In civilian practice when faced with patients with neurosis and hysteria he developed his “rest cure”. It was based, he said, on moral and physical components described in his book Fat and blood2; the title reflected his experience that women with hysteria were often thin and anaemic. In addition to rest he insisted on removing the patient from their environment, asking them to write their life history, and using exercise, electrical stimulation, and a nutritious diet. In his hands, a rest cure was a success, perhaps owing to his patients’ immense respect and faith in him. But Weir Mitchell was wise enough to anticipate and thereby prevent what we now label illness behaviour:
“...to lie abed half the day and sew a little, and read a little, and be interesting and excite sympathy, is all very well, but when they are bidden to stay in bed a month, and neither to read, write nor sew, and to have one nurse—who is not a relative—then rest becomes for some women a rather bitter medicine and they are glad enough to accept the order to rise and go about when the doctor issues a mandate which has become pleasantly welcome and eagerly looked for.”1
Attending a lady, sick unto death, he dismissed his assistants from the room then soon left himself. Asked of her chances of survival he remarked:

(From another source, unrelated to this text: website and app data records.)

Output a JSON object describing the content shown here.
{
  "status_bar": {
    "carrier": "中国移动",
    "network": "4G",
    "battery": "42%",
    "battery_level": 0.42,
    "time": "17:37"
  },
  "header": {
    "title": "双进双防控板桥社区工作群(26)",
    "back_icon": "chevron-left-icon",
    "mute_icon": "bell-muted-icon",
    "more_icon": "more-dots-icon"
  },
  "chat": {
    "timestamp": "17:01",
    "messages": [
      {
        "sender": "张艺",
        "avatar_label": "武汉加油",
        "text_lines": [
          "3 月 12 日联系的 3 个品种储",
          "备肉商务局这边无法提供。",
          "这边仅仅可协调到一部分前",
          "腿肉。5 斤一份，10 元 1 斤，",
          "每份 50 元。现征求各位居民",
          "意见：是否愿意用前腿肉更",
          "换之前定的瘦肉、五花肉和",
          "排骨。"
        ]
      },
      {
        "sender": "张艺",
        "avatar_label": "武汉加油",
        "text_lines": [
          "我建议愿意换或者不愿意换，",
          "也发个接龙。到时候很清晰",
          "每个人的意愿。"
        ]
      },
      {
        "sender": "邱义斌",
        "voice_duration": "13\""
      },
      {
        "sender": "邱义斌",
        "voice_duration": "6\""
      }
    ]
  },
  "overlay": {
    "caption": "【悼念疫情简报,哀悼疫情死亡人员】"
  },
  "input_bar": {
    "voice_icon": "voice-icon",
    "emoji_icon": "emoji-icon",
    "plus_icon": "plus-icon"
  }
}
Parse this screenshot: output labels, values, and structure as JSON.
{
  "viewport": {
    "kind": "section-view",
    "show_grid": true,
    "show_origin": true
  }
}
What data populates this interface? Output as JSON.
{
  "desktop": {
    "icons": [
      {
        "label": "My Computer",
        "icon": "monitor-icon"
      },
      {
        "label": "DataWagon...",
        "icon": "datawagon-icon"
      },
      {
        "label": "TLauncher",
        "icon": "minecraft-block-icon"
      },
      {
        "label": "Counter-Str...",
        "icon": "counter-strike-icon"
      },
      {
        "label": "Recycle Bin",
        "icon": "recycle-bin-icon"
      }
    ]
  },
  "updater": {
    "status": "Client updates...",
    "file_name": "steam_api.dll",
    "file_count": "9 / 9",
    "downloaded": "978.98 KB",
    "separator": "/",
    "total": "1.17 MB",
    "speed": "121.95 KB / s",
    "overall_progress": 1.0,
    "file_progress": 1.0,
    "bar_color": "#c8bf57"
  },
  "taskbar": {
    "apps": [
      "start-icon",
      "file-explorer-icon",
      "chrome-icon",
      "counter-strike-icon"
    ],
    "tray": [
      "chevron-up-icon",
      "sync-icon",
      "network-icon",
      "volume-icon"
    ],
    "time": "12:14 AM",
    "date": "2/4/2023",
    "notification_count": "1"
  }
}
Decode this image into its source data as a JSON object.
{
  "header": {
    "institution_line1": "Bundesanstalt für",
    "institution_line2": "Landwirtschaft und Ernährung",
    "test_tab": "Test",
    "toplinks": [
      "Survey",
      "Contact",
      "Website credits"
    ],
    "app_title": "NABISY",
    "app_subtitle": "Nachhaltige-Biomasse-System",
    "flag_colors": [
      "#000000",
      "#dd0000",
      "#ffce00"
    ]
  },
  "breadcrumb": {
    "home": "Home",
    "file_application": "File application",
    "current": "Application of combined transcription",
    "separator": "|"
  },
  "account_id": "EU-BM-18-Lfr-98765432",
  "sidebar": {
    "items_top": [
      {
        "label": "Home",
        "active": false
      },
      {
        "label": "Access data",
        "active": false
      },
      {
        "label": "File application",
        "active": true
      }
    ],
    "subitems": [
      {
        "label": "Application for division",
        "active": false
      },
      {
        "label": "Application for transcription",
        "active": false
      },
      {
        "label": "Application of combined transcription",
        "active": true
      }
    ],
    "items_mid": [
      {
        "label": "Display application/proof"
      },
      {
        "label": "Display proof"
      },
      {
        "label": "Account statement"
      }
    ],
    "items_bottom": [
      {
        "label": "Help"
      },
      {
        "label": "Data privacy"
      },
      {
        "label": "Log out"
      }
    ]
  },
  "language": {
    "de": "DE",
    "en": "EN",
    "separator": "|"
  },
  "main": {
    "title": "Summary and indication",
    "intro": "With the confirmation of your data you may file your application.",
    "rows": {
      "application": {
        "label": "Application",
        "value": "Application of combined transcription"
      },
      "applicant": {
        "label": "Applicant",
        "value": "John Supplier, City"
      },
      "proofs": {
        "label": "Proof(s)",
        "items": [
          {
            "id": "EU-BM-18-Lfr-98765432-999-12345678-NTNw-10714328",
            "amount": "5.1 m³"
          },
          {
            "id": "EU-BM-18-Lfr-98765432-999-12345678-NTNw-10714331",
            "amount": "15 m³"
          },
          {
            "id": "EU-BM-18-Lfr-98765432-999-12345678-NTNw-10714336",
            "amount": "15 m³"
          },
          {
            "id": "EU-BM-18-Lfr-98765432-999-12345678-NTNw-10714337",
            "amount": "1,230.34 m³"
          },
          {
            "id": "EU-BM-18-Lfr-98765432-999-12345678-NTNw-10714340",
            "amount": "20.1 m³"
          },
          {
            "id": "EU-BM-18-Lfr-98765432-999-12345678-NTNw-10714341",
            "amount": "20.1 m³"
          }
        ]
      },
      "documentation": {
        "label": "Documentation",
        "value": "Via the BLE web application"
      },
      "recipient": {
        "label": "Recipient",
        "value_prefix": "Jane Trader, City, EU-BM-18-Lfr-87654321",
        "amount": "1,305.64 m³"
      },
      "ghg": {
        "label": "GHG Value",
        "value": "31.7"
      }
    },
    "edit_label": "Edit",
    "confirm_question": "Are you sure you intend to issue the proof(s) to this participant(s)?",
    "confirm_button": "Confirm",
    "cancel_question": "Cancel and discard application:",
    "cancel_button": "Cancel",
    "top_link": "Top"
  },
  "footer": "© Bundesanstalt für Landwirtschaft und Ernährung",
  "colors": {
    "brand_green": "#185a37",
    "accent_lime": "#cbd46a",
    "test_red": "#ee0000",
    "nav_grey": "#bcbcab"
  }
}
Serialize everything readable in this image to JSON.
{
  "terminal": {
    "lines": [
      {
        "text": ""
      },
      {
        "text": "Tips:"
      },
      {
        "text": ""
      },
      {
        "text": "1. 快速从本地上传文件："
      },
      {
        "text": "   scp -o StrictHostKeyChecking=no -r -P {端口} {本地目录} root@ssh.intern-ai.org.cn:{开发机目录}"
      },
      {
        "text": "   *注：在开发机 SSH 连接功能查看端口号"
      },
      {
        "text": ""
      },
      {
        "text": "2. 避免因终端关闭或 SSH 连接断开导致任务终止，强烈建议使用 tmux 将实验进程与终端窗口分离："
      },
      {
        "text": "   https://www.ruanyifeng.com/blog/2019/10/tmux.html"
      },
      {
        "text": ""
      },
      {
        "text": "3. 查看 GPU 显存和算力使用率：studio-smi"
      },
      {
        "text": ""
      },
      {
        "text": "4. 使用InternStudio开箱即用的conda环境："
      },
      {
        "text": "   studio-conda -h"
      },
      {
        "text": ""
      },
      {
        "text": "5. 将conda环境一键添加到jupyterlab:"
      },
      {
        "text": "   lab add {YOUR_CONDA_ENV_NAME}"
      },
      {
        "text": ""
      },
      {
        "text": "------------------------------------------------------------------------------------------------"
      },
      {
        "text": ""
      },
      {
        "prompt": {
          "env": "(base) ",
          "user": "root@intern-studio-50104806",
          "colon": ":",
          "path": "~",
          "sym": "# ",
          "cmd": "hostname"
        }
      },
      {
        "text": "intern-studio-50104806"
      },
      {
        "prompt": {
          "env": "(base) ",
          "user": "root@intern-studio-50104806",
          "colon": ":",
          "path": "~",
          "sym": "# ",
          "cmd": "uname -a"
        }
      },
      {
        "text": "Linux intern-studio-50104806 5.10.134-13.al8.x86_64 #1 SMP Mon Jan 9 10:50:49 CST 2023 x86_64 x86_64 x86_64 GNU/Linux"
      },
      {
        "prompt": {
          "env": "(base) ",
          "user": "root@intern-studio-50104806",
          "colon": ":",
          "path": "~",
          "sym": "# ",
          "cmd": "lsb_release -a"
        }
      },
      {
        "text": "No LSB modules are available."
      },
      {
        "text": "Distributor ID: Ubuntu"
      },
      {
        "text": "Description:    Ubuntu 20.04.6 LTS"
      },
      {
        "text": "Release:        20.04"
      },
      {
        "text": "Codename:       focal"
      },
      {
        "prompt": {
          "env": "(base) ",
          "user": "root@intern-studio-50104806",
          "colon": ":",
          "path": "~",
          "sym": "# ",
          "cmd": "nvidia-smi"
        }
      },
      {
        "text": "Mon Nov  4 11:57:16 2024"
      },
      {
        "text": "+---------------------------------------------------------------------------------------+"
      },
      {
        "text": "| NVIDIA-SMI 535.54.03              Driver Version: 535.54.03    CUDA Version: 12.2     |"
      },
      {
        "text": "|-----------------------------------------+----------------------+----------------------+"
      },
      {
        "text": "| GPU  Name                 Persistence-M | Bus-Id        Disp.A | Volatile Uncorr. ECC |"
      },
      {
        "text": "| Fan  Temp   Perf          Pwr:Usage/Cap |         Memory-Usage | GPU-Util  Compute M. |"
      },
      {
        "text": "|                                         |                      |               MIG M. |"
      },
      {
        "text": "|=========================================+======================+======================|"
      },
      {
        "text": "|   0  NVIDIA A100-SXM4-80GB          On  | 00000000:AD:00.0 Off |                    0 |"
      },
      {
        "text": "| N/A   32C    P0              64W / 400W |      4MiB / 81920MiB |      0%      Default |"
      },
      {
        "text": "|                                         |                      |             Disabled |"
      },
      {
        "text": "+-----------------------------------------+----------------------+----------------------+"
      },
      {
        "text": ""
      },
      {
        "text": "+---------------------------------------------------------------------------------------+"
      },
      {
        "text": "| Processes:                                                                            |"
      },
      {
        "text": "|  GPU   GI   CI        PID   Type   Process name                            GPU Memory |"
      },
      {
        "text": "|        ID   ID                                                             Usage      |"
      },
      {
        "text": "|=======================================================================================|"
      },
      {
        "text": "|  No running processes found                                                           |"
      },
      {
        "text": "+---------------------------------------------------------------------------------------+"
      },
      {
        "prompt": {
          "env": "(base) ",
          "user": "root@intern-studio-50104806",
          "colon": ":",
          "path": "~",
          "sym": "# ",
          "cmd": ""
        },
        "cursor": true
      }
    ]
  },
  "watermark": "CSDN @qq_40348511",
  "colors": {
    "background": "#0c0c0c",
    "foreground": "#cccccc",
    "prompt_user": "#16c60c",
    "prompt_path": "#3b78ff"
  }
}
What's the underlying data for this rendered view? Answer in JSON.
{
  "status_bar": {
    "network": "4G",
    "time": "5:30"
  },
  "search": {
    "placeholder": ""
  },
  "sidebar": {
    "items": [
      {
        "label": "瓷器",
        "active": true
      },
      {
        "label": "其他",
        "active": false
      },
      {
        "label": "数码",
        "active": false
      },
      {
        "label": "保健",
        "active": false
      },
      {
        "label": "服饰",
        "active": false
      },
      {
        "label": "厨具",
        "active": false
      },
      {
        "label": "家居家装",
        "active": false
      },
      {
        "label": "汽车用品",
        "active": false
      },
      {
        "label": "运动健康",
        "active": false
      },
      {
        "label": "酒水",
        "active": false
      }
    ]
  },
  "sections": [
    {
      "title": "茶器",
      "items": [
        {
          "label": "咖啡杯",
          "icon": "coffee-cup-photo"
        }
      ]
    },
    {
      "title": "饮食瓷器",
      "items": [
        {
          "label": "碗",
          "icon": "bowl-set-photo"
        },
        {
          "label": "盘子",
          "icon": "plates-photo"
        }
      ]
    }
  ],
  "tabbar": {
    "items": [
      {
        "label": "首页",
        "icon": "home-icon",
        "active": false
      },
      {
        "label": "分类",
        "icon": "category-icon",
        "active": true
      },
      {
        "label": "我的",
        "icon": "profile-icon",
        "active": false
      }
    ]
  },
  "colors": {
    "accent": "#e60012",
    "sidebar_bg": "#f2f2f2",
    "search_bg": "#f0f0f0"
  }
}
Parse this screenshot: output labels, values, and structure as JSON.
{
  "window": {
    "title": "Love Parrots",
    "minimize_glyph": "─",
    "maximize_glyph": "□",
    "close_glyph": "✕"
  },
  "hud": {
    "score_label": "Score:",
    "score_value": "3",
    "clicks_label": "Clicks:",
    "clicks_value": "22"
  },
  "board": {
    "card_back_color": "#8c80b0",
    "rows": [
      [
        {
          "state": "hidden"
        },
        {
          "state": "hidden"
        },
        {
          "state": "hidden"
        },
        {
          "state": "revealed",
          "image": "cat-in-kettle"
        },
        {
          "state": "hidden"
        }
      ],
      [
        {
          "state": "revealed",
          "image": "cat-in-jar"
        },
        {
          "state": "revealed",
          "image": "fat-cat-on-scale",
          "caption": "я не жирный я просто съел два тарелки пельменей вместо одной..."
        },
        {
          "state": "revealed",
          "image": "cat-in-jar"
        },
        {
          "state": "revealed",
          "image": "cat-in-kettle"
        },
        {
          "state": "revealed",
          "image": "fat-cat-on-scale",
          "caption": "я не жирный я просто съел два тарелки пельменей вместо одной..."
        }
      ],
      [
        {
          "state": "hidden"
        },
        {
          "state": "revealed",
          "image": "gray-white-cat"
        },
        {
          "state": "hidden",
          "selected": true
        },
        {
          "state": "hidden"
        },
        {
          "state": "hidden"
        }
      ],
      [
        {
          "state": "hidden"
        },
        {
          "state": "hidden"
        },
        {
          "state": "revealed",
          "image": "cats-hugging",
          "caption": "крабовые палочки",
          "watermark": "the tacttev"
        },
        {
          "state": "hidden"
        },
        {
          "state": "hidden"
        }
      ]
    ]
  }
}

“Yes she will run out of the door in two minutes; I set her sheets on fire. A case of hysteria.”
His prediction thankfully proved correct.
“I urged, scolded and teased and bribed and decoyed along the road to health; but this is what it means to treat hysteria.”
Weir Mitchell penned several classic books and papers.3,4 He invented the term causalgia for the intractable pain consequent upon nerve injury. In Reflex paralysis5 he described the sudden weakness of the limbs on the side opposite to forebrain injury, thus anticipating the lateralisation of motor function by Fritsch and Hitzig by five years.
He studied postparalytic chorea, erythromelalgia (Weir Mitchell’s disease), and deduced that the cerebellum augments and reinforces movement.